▶ **Goal of the exercise**:
Here the requirement is to repeat every record exactly, in full.

▶ **Data records for software interfaces**:
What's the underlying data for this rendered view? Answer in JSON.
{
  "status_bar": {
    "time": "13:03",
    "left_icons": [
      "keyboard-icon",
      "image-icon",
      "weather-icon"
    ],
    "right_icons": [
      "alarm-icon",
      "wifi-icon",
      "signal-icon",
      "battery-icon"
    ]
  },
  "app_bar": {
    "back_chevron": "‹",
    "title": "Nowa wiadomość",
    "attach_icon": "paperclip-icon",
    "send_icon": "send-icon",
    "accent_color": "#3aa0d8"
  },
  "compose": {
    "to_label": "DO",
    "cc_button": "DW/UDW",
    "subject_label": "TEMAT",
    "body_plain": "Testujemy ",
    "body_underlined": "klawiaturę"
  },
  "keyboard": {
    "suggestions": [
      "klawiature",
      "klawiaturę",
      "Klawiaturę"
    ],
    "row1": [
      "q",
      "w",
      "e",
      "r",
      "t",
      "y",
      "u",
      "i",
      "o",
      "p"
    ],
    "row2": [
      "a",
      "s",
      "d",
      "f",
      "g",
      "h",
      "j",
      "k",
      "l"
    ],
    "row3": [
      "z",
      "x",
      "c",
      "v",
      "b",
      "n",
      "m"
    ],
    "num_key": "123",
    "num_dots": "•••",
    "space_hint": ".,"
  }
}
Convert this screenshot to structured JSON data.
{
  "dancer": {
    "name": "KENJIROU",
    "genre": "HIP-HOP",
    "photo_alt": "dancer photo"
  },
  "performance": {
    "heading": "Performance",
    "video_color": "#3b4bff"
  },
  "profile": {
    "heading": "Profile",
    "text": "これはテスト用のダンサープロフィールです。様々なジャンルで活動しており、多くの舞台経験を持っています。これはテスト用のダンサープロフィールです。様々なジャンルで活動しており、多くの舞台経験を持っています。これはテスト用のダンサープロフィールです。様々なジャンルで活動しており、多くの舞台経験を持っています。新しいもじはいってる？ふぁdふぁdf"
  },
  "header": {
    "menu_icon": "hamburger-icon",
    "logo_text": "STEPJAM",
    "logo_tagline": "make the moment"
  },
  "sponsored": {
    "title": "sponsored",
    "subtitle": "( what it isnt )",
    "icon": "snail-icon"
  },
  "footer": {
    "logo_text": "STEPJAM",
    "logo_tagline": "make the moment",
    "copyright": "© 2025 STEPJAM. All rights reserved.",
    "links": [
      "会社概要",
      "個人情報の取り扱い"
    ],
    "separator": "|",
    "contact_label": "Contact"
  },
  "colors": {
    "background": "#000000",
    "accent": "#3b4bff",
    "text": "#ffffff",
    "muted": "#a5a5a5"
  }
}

▶ **Response box**:
What's the underlying data for this rendered view? Answer in JSON.
{
  "status_bar": {
    "time": "13:03",
    "left_icons": [
      "keyboard-icon",
      "image-icon",
      "weather-icon"
    ],
    "right_icons": [
      "alarm-icon",
      "wifi-icon",
      "signal-icon",
      "battery-icon"
    ]
  },
  "app_bar": {
    "back_chevron": "‹",
    "title": "Nowa wiadomość",
    "attach_icon": "paperclip-icon",
    "send_icon": "send-icon",
    "accent_color": "#3aa0d8"
  },
  "compose": {
    "to_label": "DO",
    "cc_button": "DW/UDW",
    "subject_label": "TEMAT",
    "body_plain": "Testujemy ",
    "body_underlined": "klawiaturę"
  },
  "keyboard": {
    "suggestions": [
      "klawiature",
      "klawiaturę",
      "Klawiaturę"
    ],
    "row1": [
      "q",
      "w",
      "e",
      "r",
      "t",
      "y",
      "u",
      "i",
      "o",
      "p"
    ],
    "row2": [
      "a",
      "s",
      "d",
      "f",
      "g",
      "h",
      "j",
      "k",
      "l"
    ],
    "row3": [
      "z",
      "x",
      "c",
      "v",
      "b",
      "n",
      "m"
    ],
    "num_key": "123",
    "num_dots": "•••",
    "space_hint": ".,"
  }
}
Convert this screenshot to structured JSON data.
{
  "dancer": {
    "name": "KENJIROU",
    "genre": "HIP-HOP",
    "photo_alt": "dancer photo"
  },
  "performance": {
    "heading": "Performance",
    "video_color": "#3b4bff"
  },
  "profile": {
    "heading": "Profile",
    "text": "これはテスト用のダンサープロフィールです。様々なジャンルで活動しており、多くの舞台経験を持っています。これはテスト用のダンサープロフィールです。様々なジャンルで活動しており、多くの舞台経験を持っています。これはテスト用のダンサープロフィールです。様々なジャンルで活動しており、多くの舞台経験を持っています。新しいもじはいってる？ふぁdふぁdf"
  },
  "header": {
    "menu_icon": "hamburger-icon",
    "logo_text": "STEPJAM",
    "logo_tagline": "make the moment"
  },
  "sponsored": {
    "title": "sponsored",
    "subtitle": "( what it isnt )",
    "icon": "snail-icon"
  },
  "footer": {
    "logo_text": "STEPJAM",
    "logo_tagline": "make the moment",
    "copyright": "© 2025 STEPJAM. All rights reserved.",
    "links": [
      "会社概要",
      "個人情報の取り扱い"
    ],
    "separator": "|",
    "contact_label": "Contact"
  },
  "colors": {
    "background": "#000000",
    "accent": "#3b4bff",
    "text": "#ffffff",
    "muted": "#a5a5a5"
  }
}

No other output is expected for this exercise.